(The following is a guest contribution. Reuters is not responsible for the content and the views expressed are the author’s alone. The writer is Pakistan’s High Commissioner to the UK)
WILL PAKISTAN GO THE MIDDLE EAST WAY?
By Wajid Shamsul Hasan
Some of our analysts are drawing a parallel between the ongoing wave for democracy across the Middle East and hoping that Pakistan might follow suit. In fact they are talking of an impending revolution in Pakistan as well.
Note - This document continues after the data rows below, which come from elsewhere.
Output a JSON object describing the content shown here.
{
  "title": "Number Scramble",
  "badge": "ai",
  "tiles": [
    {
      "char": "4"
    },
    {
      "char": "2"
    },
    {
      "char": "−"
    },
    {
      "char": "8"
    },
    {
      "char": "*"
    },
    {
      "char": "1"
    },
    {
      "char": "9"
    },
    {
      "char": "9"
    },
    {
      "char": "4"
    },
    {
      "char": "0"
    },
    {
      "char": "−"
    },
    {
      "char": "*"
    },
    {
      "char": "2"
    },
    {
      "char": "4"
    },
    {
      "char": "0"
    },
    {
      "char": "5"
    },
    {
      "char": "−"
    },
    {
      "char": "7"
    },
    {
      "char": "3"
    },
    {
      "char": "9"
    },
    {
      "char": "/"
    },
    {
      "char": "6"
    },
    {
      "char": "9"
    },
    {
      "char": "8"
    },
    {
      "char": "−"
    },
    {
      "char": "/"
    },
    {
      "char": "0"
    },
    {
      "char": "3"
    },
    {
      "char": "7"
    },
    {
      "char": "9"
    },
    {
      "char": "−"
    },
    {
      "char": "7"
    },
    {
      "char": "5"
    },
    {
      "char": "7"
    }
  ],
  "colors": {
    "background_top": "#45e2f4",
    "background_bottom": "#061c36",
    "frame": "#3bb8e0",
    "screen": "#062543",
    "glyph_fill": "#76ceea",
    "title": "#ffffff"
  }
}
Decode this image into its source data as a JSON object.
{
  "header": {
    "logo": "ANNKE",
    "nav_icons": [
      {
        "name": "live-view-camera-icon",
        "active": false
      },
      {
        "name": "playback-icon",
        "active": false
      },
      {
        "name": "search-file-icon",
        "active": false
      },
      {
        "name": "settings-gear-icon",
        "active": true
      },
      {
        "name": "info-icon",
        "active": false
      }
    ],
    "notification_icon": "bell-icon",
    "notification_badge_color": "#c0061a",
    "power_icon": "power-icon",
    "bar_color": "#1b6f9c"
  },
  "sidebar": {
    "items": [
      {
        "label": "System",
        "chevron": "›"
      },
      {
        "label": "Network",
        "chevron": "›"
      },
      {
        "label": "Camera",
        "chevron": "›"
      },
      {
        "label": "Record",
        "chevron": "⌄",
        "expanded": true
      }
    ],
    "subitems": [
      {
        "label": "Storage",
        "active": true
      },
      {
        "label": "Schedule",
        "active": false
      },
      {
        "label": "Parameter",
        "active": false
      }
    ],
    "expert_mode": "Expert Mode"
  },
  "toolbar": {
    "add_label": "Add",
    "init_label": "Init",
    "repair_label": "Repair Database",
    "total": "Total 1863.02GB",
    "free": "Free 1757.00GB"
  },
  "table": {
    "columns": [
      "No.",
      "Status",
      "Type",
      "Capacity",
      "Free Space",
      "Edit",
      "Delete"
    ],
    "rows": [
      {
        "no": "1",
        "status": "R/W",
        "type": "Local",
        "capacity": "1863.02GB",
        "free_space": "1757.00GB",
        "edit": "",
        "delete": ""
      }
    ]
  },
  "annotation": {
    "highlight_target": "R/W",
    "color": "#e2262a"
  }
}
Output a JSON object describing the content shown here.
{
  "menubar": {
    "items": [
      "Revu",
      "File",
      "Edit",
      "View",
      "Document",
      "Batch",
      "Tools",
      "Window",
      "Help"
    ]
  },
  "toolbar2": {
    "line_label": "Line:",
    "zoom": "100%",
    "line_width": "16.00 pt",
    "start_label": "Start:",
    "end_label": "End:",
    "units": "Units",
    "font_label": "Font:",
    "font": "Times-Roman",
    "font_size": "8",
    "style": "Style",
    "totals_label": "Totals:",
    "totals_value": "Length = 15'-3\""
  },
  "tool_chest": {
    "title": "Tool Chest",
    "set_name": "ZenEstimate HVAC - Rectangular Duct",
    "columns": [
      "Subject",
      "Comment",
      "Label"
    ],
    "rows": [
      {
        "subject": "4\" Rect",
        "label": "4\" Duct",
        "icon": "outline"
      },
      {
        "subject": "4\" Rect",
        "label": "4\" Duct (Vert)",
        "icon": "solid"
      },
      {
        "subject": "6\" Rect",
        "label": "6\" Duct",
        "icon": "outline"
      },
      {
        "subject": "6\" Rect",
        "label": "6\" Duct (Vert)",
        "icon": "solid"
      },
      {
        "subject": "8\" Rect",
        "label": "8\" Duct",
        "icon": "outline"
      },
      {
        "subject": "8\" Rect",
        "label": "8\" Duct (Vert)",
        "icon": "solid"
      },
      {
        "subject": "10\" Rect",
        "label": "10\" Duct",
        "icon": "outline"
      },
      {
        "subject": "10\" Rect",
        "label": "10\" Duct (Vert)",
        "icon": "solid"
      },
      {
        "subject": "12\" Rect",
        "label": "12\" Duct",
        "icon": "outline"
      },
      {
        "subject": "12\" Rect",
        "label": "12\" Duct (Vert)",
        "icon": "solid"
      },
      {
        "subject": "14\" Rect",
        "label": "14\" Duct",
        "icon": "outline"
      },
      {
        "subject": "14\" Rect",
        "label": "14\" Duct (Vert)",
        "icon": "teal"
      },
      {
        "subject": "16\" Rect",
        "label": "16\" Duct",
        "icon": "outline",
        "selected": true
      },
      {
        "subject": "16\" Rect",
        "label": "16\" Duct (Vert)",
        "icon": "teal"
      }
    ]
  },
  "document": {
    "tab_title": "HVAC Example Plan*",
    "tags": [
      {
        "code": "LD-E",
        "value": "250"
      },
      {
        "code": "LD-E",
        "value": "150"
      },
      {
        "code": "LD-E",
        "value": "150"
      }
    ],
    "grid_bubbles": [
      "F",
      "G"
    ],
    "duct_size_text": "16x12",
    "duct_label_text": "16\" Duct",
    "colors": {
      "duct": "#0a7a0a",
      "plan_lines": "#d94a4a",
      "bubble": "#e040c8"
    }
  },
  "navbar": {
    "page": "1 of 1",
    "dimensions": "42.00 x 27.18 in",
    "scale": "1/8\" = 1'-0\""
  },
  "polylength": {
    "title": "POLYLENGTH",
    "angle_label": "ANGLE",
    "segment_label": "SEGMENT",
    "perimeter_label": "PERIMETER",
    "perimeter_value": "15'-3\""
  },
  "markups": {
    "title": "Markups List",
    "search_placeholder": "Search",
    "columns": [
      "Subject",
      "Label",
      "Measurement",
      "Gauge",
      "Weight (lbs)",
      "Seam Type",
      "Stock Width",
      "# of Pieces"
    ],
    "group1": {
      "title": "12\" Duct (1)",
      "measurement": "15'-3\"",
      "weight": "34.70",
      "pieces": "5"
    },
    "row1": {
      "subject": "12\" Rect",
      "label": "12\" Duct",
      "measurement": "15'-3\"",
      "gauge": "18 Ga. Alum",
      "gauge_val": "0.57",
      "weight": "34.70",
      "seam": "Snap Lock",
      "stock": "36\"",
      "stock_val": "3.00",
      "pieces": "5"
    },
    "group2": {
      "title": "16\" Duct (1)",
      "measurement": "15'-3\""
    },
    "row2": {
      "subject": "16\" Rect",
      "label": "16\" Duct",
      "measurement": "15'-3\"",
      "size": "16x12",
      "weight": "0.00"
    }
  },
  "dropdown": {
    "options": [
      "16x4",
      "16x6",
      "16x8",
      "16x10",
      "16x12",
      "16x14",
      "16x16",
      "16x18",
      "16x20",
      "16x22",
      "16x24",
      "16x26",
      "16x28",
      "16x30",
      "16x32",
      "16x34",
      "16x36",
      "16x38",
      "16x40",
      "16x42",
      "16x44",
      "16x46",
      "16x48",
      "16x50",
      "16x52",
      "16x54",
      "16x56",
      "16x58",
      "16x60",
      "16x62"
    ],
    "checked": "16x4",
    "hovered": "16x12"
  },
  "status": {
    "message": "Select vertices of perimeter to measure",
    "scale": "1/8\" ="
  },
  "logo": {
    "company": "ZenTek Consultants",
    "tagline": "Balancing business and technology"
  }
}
I have never read “Three Cups of Tea”, Greg Mortenson’s book about building schools in Afghanistan and Pakistan. I tried to read the sequel, “Stones into Schools” and gave up not too long after the point where he said that, “the solution to every problem … begins with drinking tea.” Having drunk tea in many parts of South Asia – sweet tea, salt tea, butter tea, tea that comes with the impossible-to-remove-with-dignity thick skin of milk tea – I can confidently say that statement does not reflect reality.
So I have always been a bit puzzled that the Americans took Mortenson’s books so much to heart. Yes, I knew he boasted that his books had become required reading for American officers posted to Afghanistan; and yes, there is the glowing praise from Admiral Mike Mullen on the cover of ”Stones into Schools”, where he wrote that “he’s shaping the very future of a region”. But I had always believed, or wanted to believe, that at the back of everyone’s minds they realised that saccharine sentimentality was no substitute for serious analysis. Just as hope is not a strategy, drinking tea is not a policy. (To be fair to the Americans, I have also overheard a British officer extolling the virtues of drinking tea in Afghanistan.)
If there was one thing the United States might have learned in a decade of war is that military might alone cannot compensate for lack of knowledge about people and conditions on the ground. That was true in Afghanistan and Iraq, and may also turn out to be the case in Libya.
Yet the heated debate about using Predator drones to target militants in the tribal areas of Pakistan – triggered by the spy row between the CIA and the ISI – appears to be falling into a familiar pattern – keep bombing versus stop bombing. Not whether, when and how drones might be effective, based on specific conditions and knowledge of the ground, and when they are counter-productive.
Pakistani President Asif Ali Zardari has written a letter to the Supreme Court to review the hanging of Zulfikar Ali Bhutto — the country’s first popularly-elected prime minister — over three decades ago.
The reopening of Bhutto’s case was one of the long-running demands of the supporters of the charismatic leader but critics say the timing of Zardari’s move was intriguing.
Given the history of India and Pakistan, it is easy to be sceptical about the chances of their latest peace initiative. So let’s start with the positives.
Unlike past peace efforts which have veered between ill-prepared personal initiatives by political leaders and technical talks between bureaucrats which foundered for lack of direction from the top, the current phase combines the two. Prime Minister Manmohan Singh’s impromptu invitation to his Pakistani counterpart Yusuf Raza Gilani to watch last week’s India-Pakistan cricket semi-final coincided with the resumption of the first structured dialogue between the two countries since the November 2008 attacks on Mumbai. The foreign secretaries, or top diplomats, of India and Pakistan met in Thimphu, Bhutan in February. In talks last week, the home secretaries of the two countries made progress in coordinating their investigations into the Mumbai attacks; the trade secretaries are expected to meet soon, as are the defence secretaries.